Do you suffer from unusually thick callouses on the hands and feet? According to a report from Science Daily, you may have esophagus cancer.
The link between hand and foot callouses and esophagus cancer was established by researchers at the Queen Mary University in London. The study, newly published this year in the medical journal Nature Communications, found the same gene that causes esophagus cancer causes skin on the palms and soles to thicken and grow to such extremes the callouses sometimes need to be shaved off with a razor.
Callouses are not the only symptom of esophagus cancer. Be wary of the following signs and symptoms:
1. Difficulty swallowing meat, bread, or raw vegetables. Pain or difficulty eating these foods can be a sign the tumor is blocking the pathway to the stomach.
2. Mucus or saliva build-up. The American Cancer Society explains the body responds to the difficulty of swallowing by producing large amounts of thick mucus or saliva.
3. Chest pain. This may be experienced as discomfort, pressure, or burning, says the American Cancer Society. Because this is a common symptom of other, less harmful ailments, such as heartburn, do not be concerned if this is your only symptom. However, it is important to talk to your doctor if it persists or if it occurs in concert with other symptoms.
4. Black stool. This is a sign of bleeding caused by a tumor in the esophagus.
5. Feeling tired. If the tumor causes bleeding in the esophagus, you can loose too many red blood cells and become anemic. A primary symptom of anemia is feeling very tired.
6. Vomiting. Your doctor if food comes back up shortly after eating, you suffer from persistent vomiting, or vomit blood.
7. Persistent cough.
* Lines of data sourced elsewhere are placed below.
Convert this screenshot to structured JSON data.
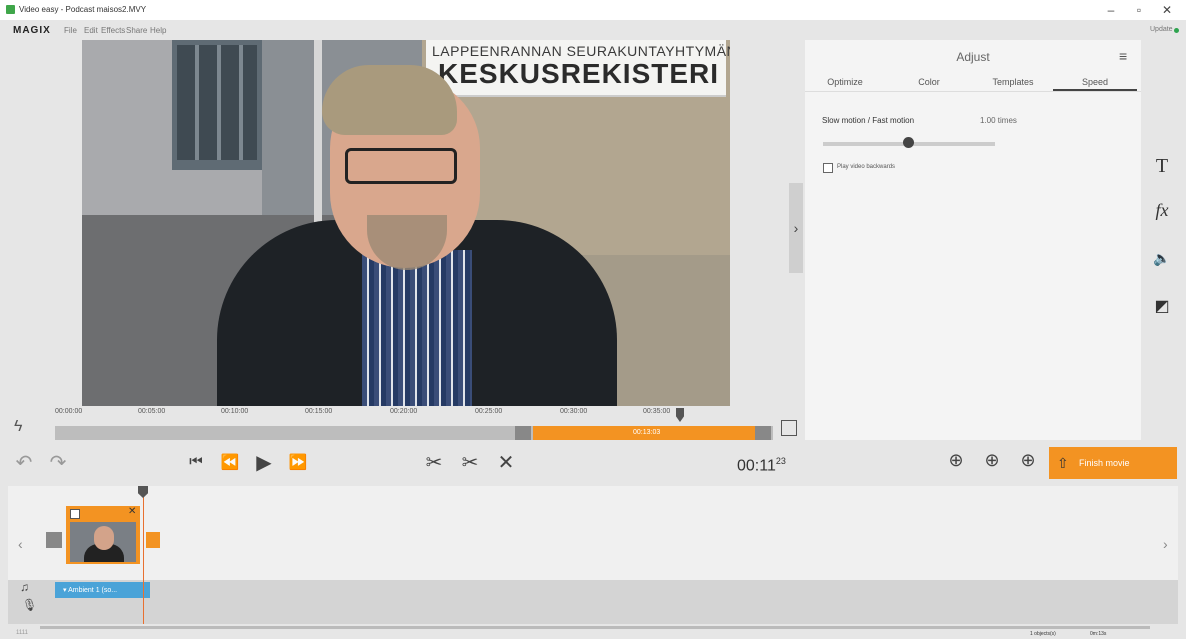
{
  "window": {
    "title": "Video easy - Podcast maisos2.MVY",
    "minimize": "–",
    "maximize": "▫",
    "close": "✕"
  },
  "menubar": {
    "brand": "MAGIX",
    "items": [
      "File",
      "Edit",
      "Effects",
      "Share",
      "Help"
    ],
    "update": "Update"
  },
  "preview": {
    "sign_line1": "LAPPEENRANNAN SEURAKUNTAYHTYMÄN",
    "sign_line2": "KESKUSREKISTERI",
    "ruler_ticks": [
      "00:00:00",
      "00:05:00",
      "00:10:00",
      "00:15:00",
      "00:20:00",
      "00:25:00",
      "00:30:00",
      "00:35:00"
    ],
    "range_time": "00:13:03"
  },
  "adjust_panel": {
    "title": "Adjust",
    "tabs": [
      "Optimize",
      "Color",
      "Templates",
      "Speed"
    ],
    "active_tab": "Speed",
    "speed_label": "Slow motion / Fast motion",
    "speed_value": "1.00 times",
    "reverse_label": "Play video backwards"
  },
  "side_icons": {
    "text": "T",
    "effects": "fx",
    "audio": "🔈",
    "overlay": "◩"
  },
  "transport": {
    "undo": "↶",
    "redo": "↷",
    "to_start": "⏮",
    "rewind": "⏪",
    "play": "▶",
    "forward": "⏩",
    "cut_split": "✂",
    "cut_remove": "✂",
    "delete": "✕",
    "timecode_main": "00:11",
    "timecode_frames": "23",
    "finish_label": "Finish movie"
  },
  "timeline": {
    "audio_clip_label": "▾ Ambient 1 (so..."
  },
  "status": {
    "left": "1111",
    "objects": "1 objects(s)",
    "duration": "0m:13s"
  },
  "colors": {
    "accent": "#f39322",
    "audio_clip": "#4aa3d8"
  }
}
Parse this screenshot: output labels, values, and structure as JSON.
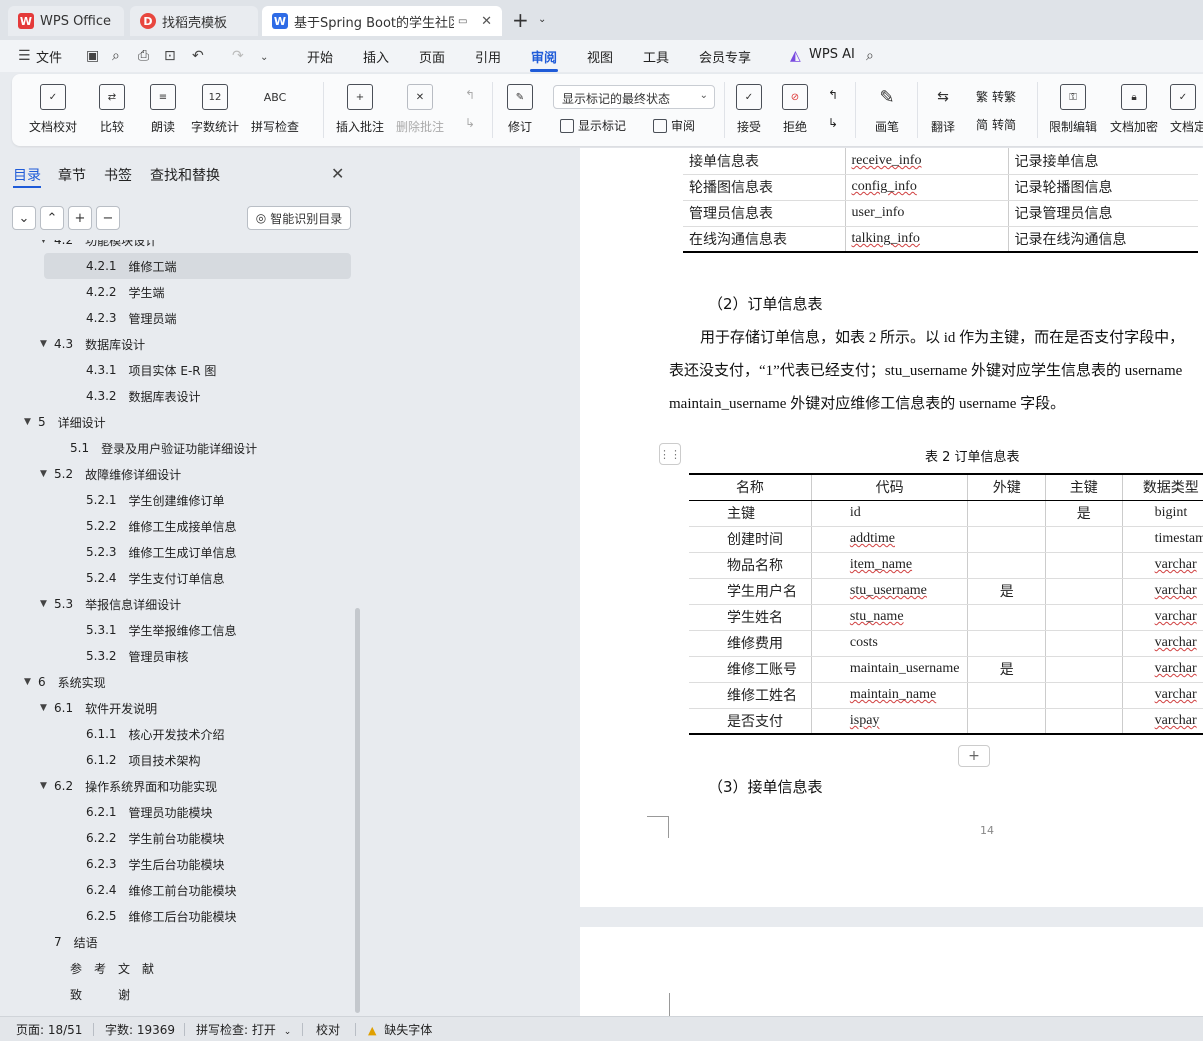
{
  "tabs": [
    {
      "label": "WPS Office",
      "icon": "W"
    },
    {
      "label": "找稻壳模板",
      "icon": "D"
    },
    {
      "label": "基于Spring Boot的学生社区故障维修预约系统",
      "icon": "W"
    }
  ],
  "menu": {
    "file": "文件",
    "items": [
      "开始",
      "插入",
      "页面",
      "引用",
      "审阅",
      "视图",
      "工具",
      "会员专享"
    ],
    "ai": "WPS AI"
  },
  "ribbon": {
    "doc_check": "文档校对",
    "compare": "比较",
    "read_aloud": "朗读",
    "word_count": "字数统计",
    "spell_check": "拼写检查",
    "insert_comment": "插入批注",
    "delete_comment": "删除批注",
    "revise": "修订",
    "display_state": "显示标记的最终状态",
    "show_marks": "显示标记",
    "review": "审阅",
    "accept": "接受",
    "reject": "拒绝",
    "pen": "画笔",
    "translate": "翻译",
    "to_trad": "转繁",
    "to_simp": "转简",
    "restrict_edit": "限制编辑",
    "encrypt": "文档加密",
    "finalize": "文档定稿"
  },
  "nav": {
    "tabs": [
      "目录",
      "章节",
      "书签",
      "查找和替换"
    ],
    "ai_button": "智能识别目录",
    "toc": [
      {
        "num": "4.2",
        "label": "功能模块设计",
        "level": 1,
        "caret": true
      },
      {
        "num": "4.2.1",
        "label": "维修工端",
        "level": 2,
        "selected": true
      },
      {
        "num": "4.2.2",
        "label": "学生端",
        "level": 2
      },
      {
        "num": "4.2.3",
        "label": "管理员端",
        "level": 2
      },
      {
        "num": "4.3",
        "label": "数据库设计",
        "level": 1,
        "caret": true
      },
      {
        "num": "4.3.1",
        "label": "项目实体 E-R 图",
        "level": 2
      },
      {
        "num": "4.3.2",
        "label": "数据库表设计",
        "level": 2
      },
      {
        "num": "5",
        "label": "详细设计",
        "level": 0,
        "caret": true
      },
      {
        "num": "5.1",
        "label": "登录及用户验证功能详细设计",
        "level": 1
      },
      {
        "num": "5.2",
        "label": "故障维修详细设计",
        "level": 1,
        "caret": true
      },
      {
        "num": "5.2.1",
        "label": "学生创建维修订单",
        "level": 2
      },
      {
        "num": "5.2.2",
        "label": "维修工生成接单信息",
        "level": 2
      },
      {
        "num": "5.2.3",
        "label": "维修工生成订单信息",
        "level": 2
      },
      {
        "num": "5.2.4",
        "label": "学生支付订单信息",
        "level": 2
      },
      {
        "num": "5.3",
        "label": "举报信息详细设计",
        "level": 1,
        "caret": true
      },
      {
        "num": "5.3.1",
        "label": "学生举报维修工信息",
        "level": 2
      },
      {
        "num": "5.3.2",
        "label": "管理员审核",
        "level": 2
      },
      {
        "num": "6",
        "label": "系统实现",
        "level": 0,
        "caret": true
      },
      {
        "num": "6.1",
        "label": "软件开发说明",
        "level": 1,
        "caret": true
      },
      {
        "num": "6.1.1",
        "label": "核心开发技术介绍",
        "level": 2
      },
      {
        "num": "6.1.2",
        "label": "项目技术架构",
        "level": 2
      },
      {
        "num": "6.2",
        "label": "操作系统界面和功能实现",
        "level": 1,
        "caret": true
      },
      {
        "num": "6.2.1",
        "label": "管理员功能模块",
        "level": 2
      },
      {
        "num": "6.2.2",
        "label": "学生前台功能模块",
        "level": 2
      },
      {
        "num": "6.2.3",
        "label": "学生后台功能模块",
        "level": 2
      },
      {
        "num": "6.2.4",
        "label": "维修工前台功能模块",
        "level": 2
      },
      {
        "num": "6.2.5",
        "label": "维修工后台功能模块",
        "level": 2
      },
      {
        "num": "7",
        "label": "结语",
        "level": 0
      },
      {
        "num": "",
        "label": "参　考　文　献",
        "level": 0
      },
      {
        "num": "",
        "label": "致　　　谢",
        "level": 0
      }
    ]
  },
  "doc": {
    "table1": [
      [
        "接单信息表",
        "receive_info",
        "记录接单信息"
      ],
      [
        "轮播图信息表",
        "config_info",
        "记录轮播图信息"
      ],
      [
        "管理员信息表",
        "user_info",
        "记录管理员信息"
      ],
      [
        "在线沟通信息表",
        "talking_info",
        "记录在线沟通信息"
      ]
    ],
    "section_heading": "（2）订单信息表",
    "para_line1": "用于存储订单信息，如表 2 所示。以 id 作为主键，而在是否支付字段中，",
    "para_line2": "表还没支付，“1”代表已经支付；stu_username 外键对应学生信息表的 username",
    "para_line3": "maintain_username 外键对应维修工信息表的 username 字段。",
    "table2_caption": "表 2  订单信息表",
    "table2_headers": [
      "名称",
      "代码",
      "外键",
      "主键",
      "数据类型"
    ],
    "table2_rows": [
      [
        "主键",
        "id",
        "",
        "是",
        "bigint"
      ],
      [
        "创建时间",
        "addtime",
        "",
        "",
        "timestamp"
      ],
      [
        "物品名称",
        "item_name",
        "",
        "",
        "varchar"
      ],
      [
        "学生用户名",
        "stu_username",
        "是",
        "",
        "varchar"
      ],
      [
        "学生姓名",
        "stu_name",
        "",
        "",
        "varchar"
      ],
      [
        "维修费用",
        "costs",
        "",
        "",
        "varchar"
      ],
      [
        "维修工账号",
        "maintain_username",
        "是",
        "",
        "varchar"
      ],
      [
        "维修工姓名",
        "maintain_name",
        "",
        "",
        "varchar"
      ],
      [
        "是否支付",
        "ispay",
        "",
        "",
        "varchar"
      ]
    ],
    "next_heading": "（3）接单信息表",
    "page_number": "14"
  },
  "status": {
    "page": "页面: 18/51",
    "words": "字数: 19369",
    "spell": "拼写检查: 打开",
    "proof": "校对",
    "missing_font": "缺失字体"
  }
}
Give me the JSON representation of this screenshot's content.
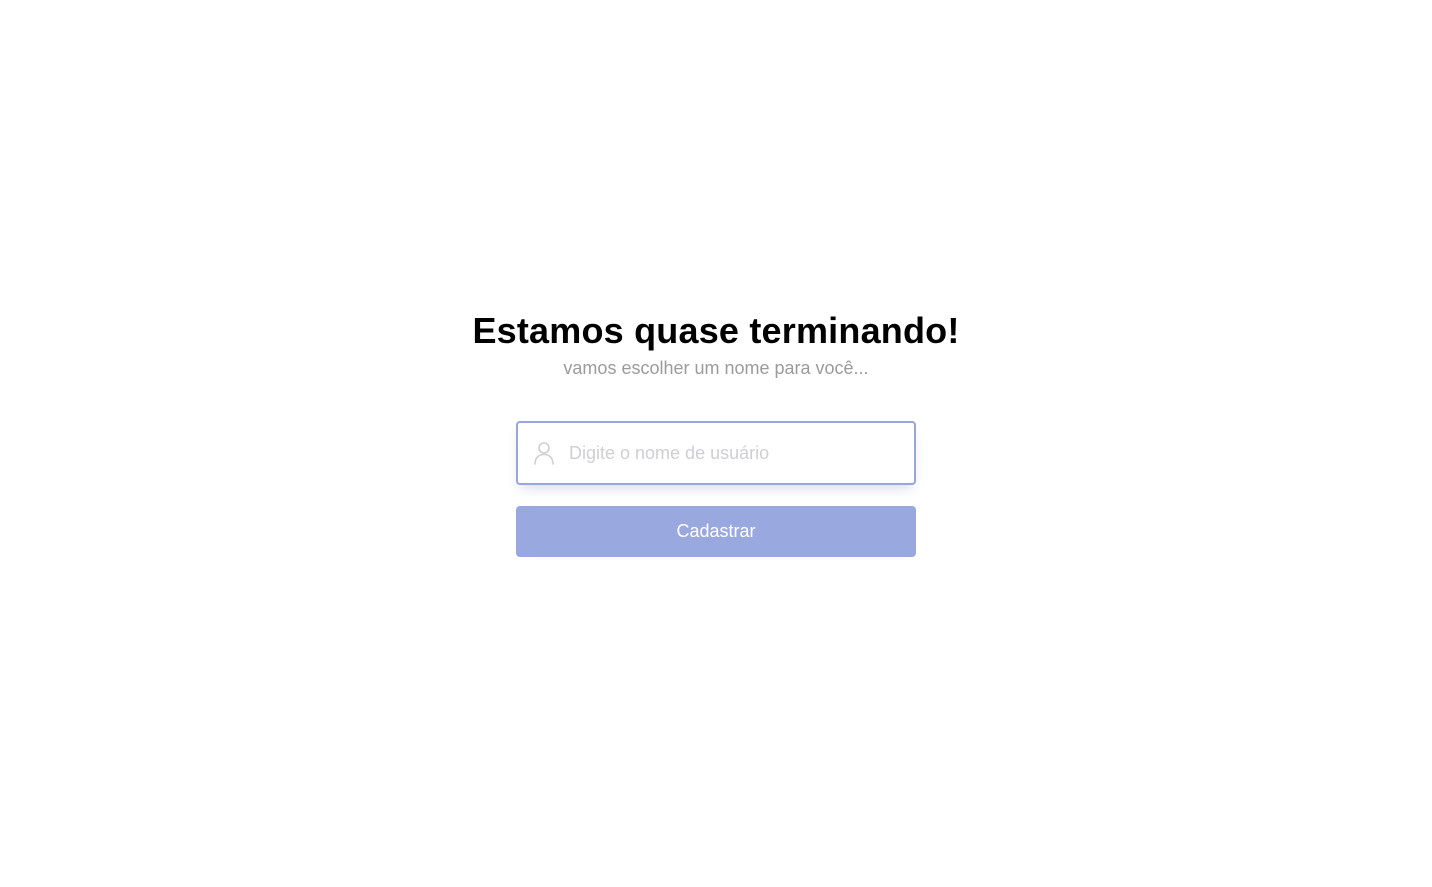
{
  "heading": {
    "title": "Estamos quase terminando!",
    "subtitle": "vamos escolher um nome para você..."
  },
  "form": {
    "username": {
      "value": "",
      "placeholder": "Digite o nome de usuário",
      "icon": "user-icon"
    },
    "submit_label": "Cadastrar"
  },
  "colors": {
    "accent": "#9aa8e0",
    "input_border": "#99a6dc",
    "subtitle": "#9b9b9b",
    "placeholder": "#cfcfd4"
  }
}
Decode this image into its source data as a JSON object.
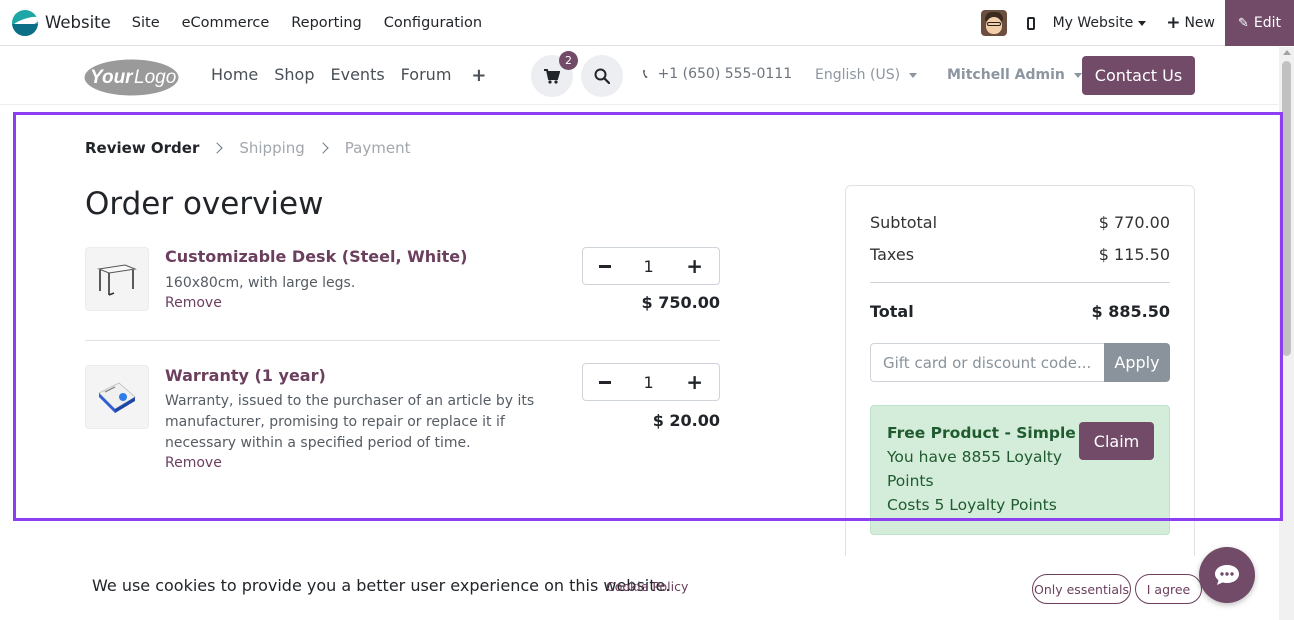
{
  "admin_bar": {
    "app_name": "Website",
    "menu": [
      "Site",
      "eCommerce",
      "Reporting",
      "Configuration"
    ],
    "website_selector": "My Website",
    "new_label": "New",
    "edit_label": "Edit"
  },
  "header": {
    "logo_text": "YourLogo",
    "nav": [
      "Home",
      "Shop",
      "Events",
      "Forum"
    ],
    "cart_count": "2",
    "phone": "+1 (650) 555-0111",
    "language": "English (US)",
    "user": "Mitchell Admin",
    "contact_label": "Contact Us"
  },
  "checkout": {
    "steps": [
      "Review Order",
      "Shipping",
      "Payment"
    ],
    "active_step": "Review Order",
    "title": "Order overview",
    "items": [
      {
        "name": "Customizable Desk (Steel, White)",
        "description": "160x80cm, with large legs.",
        "remove_label": "Remove",
        "quantity": "1",
        "price": "$ 750.00"
      },
      {
        "name": "Warranty (1 year)",
        "description": "Warranty, issued to the purchaser of an article by its manufacturer, promising to repair or replace it if necessary within a specified period of time.",
        "remove_label": "Remove",
        "quantity": "1",
        "price": "$ 20.00"
      }
    ]
  },
  "summary": {
    "subtotal_label": "Subtotal",
    "subtotal": "$ 770.00",
    "taxes_label": "Taxes",
    "taxes": "$ 115.50",
    "total_label": "Total",
    "total": "$ 885.50",
    "promo_placeholder": "Gift card or discount code...",
    "apply_label": "Apply",
    "reward": {
      "title": "Free Product - Simple Pen",
      "line1": "You have 8855 Loyalty",
      "line2": "Points",
      "line3": "Costs 5 Loyalty Points",
      "claim_label": "Claim"
    }
  },
  "cookie": {
    "text": "We use cookies to provide you a better user experience on this website.",
    "policy_link": "Cookie Policy",
    "essentials_label": "Only essentials",
    "agree_label": "I agree"
  },
  "colors": {
    "brand": "#714b67",
    "highlight": "#8b3ff0",
    "reward_bg": "#d4edda",
    "apply_bg": "#8a939b"
  },
  "icons": [
    "website-app-icon",
    "avatar",
    "mobile-icon",
    "plus-icon",
    "pencil-icon",
    "cart-icon",
    "search-icon",
    "phone-icon",
    "chevron-right-icon",
    "minus-icon",
    "chat-icon"
  ]
}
A persistent cough, especially when blood comes up, is a sign of esophagus cancer.
8. Hoarseness. This sign, when accompanied by some of the above symptoms may point to esophagus cancer.
If you are suffering from more than one of the above symptoms, particularly trouble swallowing, talk to your doctor.